Bovine TB is indeed a very serious disease, and we treat it as such. For example, we are implementing the Krebs trial. I shall say no more, Mr. Conway, because you would call me to order if I was diverted from concentrating on the Bill.

Amendment No. 87 would exempt animals from wider slaughter powers relating to diseases other than foot and mouth if they have been kept indoors since before the start of the outbreak. I understand the principle behind that, but the problem is that ``indoors'' could be very difficult to define. The consultation, and the guidelines and protocols that we will issue to our vets, will take into account the way in which animals are kept and the balance of risk. As has been said, risk assessment is perfectly reasonable, but we have not included such a provision in the Bill because there would be all sorts of wrangles about what is meant by ``indoors''.
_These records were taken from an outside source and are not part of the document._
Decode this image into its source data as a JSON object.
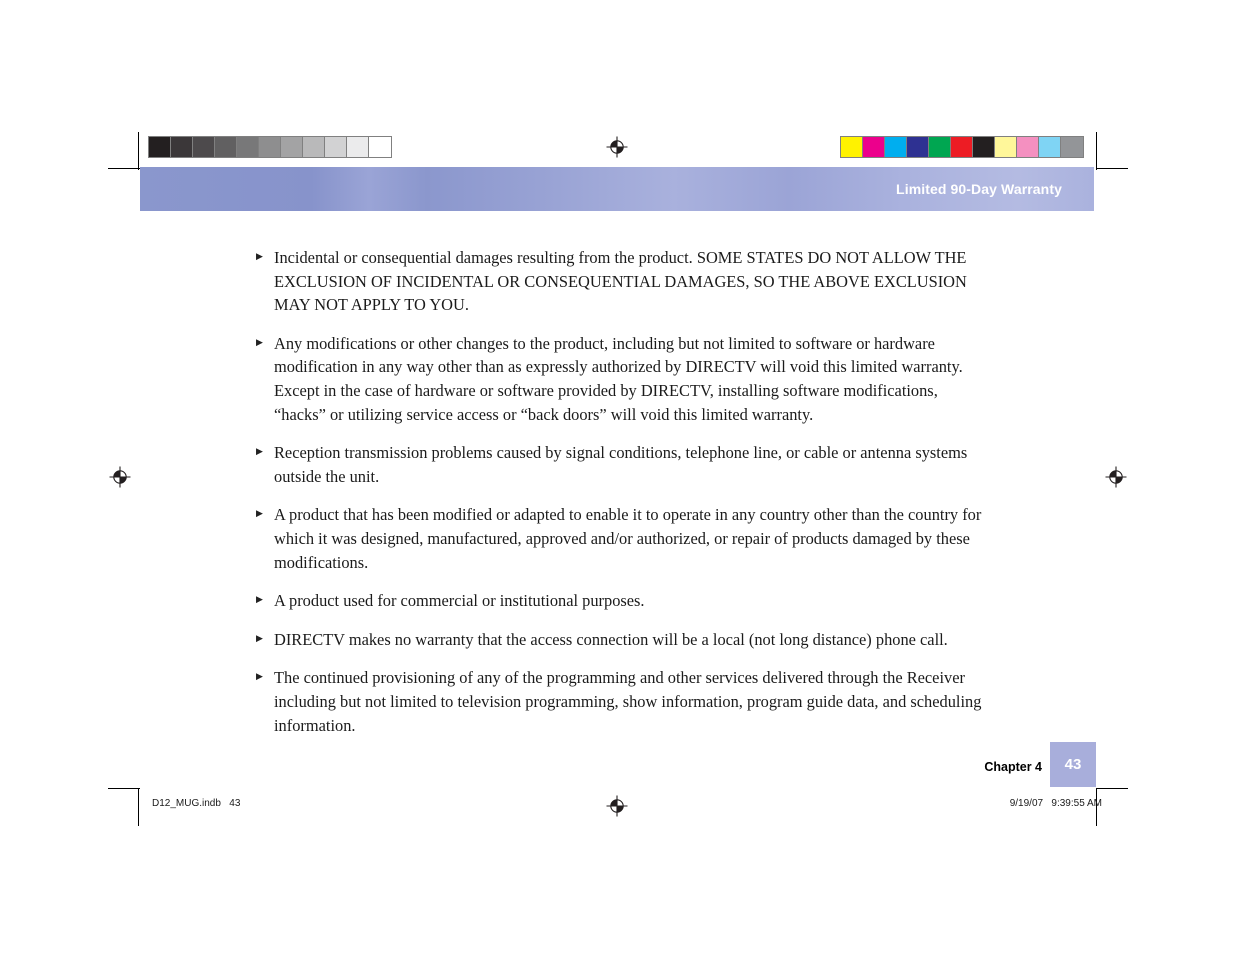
{
  "header": {
    "title": "Limited 90-Day Warranty"
  },
  "body": {
    "bullet_glyph": "▶",
    "items": [
      {
        "text": "Incidental or consequential damages resulting from the product. SOME STATES DO NOT ALLOW THE EXCLUSION OF INCIDENTAL OR CONSEQUENTIAL DAMAGES, SO THE ABOVE EXCLUSION MAY NOT APPLY TO YOU."
      },
      {
        "text": "Any modifications or other changes to the product, including but not limited to software or hardware modification in any way other than as expressly authorized by DIRECTV will void this limited warranty. Except in the case of hardware or software provided by DIRECTV, installing software modifications, “hacks” or utilizing service access or “back doors” will void this limited warranty."
      },
      {
        "text": "Reception transmission problems caused by signal conditions, telephone line, or cable or antenna systems outside the unit."
      },
      {
        "text": "A product that has been modified or adapted to enable it to operate in any country other than the country for which it was designed, manufactured, approved and/or authorized, or repair of products damaged by these modifications."
      },
      {
        "text": "A product used for commercial or institutional purposes."
      },
      {
        "text": "DIRECTV makes no warranty that the access connection will be a local (not long distance) phone call."
      },
      {
        "text": "The continued provisioning of any of the programming and other services delivered through the Receiver including but not limited to television programming, show information, program guide data, and scheduling information."
      }
    ]
  },
  "footer": {
    "chapter_label": "Chapter 4",
    "page_number": "43",
    "slug_left": "D12_MUG.indb   43",
    "slug_right": "9/19/07   9:39:55 AM"
  },
  "printer_marks": {
    "grayscale_swatches": [
      "#231f20",
      "#3b3739",
      "#4d4a4c",
      "#616061",
      "#787879",
      "#8e8e8f",
      "#a3a3a4",
      "#b9b9ba",
      "#d2d2d3",
      "#ebebec",
      "#ffffff"
    ],
    "color_swatches": [
      "#fff200",
      "#ec008c",
      "#00aeef",
      "#2e3192",
      "#00a651",
      "#ed1c24",
      "#231f20",
      "#fff79a",
      "#f490c0",
      "#7fd4f4",
      "#939598"
    ],
    "registration_mark_name": "registration-target"
  },
  "theme": {
    "band_accent": "#8a97cd",
    "badge_accent": "#a8aedb",
    "text_color": "#1b1b1b"
  }
}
We were somewhat surprised by the spread of disease to cattle that were still in sheds during the winter months. We thought that cattle in sheds would be secure from the disease, although it may have been spread by the movement of people. We need to examine such issues.

Under amendment No. 118, any decision to use the powers to prevent the spread of disease would need to be based on sound veterinary judgment. I agree entirely, but that principle is taken as read. We shall consult on the criteria so that farmers can understand why those decisions are taken. If the Bill were to include provisions such as a full disease risk assessment, it would be enormous. None the less, I understand and accept the principles behind the amendment.
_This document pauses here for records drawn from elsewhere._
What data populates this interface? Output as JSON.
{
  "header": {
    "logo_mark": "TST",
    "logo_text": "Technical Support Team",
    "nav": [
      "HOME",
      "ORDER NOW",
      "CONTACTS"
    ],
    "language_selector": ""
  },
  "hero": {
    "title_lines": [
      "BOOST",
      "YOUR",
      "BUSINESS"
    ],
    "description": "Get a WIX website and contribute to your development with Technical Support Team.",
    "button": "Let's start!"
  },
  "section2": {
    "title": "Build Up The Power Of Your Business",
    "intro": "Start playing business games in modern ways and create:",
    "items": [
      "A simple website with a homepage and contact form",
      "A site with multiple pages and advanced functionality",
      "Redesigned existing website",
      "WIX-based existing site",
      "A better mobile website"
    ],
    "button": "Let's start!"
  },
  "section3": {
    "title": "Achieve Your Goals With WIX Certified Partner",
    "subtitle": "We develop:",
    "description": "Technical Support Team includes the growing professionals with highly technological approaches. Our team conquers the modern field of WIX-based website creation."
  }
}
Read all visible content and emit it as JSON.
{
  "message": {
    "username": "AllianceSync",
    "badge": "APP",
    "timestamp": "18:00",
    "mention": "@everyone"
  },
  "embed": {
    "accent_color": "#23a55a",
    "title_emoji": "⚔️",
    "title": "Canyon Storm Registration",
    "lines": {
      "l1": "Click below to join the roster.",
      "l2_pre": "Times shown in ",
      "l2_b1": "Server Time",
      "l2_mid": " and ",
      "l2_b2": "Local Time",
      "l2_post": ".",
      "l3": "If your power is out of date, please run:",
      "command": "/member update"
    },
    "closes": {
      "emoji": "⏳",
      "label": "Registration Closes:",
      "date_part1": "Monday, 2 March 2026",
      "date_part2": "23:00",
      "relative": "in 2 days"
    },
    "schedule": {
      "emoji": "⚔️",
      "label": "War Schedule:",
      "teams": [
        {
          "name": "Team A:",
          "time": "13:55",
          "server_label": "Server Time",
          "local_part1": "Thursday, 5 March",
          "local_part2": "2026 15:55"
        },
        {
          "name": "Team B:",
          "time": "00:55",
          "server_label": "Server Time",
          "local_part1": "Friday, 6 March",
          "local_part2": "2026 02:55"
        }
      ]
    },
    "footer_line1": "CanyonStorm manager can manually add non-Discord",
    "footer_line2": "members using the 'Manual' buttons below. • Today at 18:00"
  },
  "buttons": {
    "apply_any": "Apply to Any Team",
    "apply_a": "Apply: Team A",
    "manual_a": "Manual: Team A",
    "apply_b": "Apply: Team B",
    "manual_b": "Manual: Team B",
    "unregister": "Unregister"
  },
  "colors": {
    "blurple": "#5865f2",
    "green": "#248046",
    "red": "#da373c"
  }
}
Amendment No. 4 would limit the diseases to which powers could be extended. That would be very constraining and in many respects illogical, as the list does not include TSE or BSE. A key lesson from the Phillips inquiry was that contingency legislation should not be constrained by current circumstance. That we must try to think ahead is one principle behind the Bill. Indeed, the Department is following post-Phillips guidelines by preparing for all eventualities. The Bill does not specify diseases that would not be controlled through a slaughter policy, such as African horse sickness.

I appreciate the intention behind the amendment and I assure the Committee that we will take into account the principles that underpin it. Nevertheless, I invite the hon. Gentleman to withdraw it.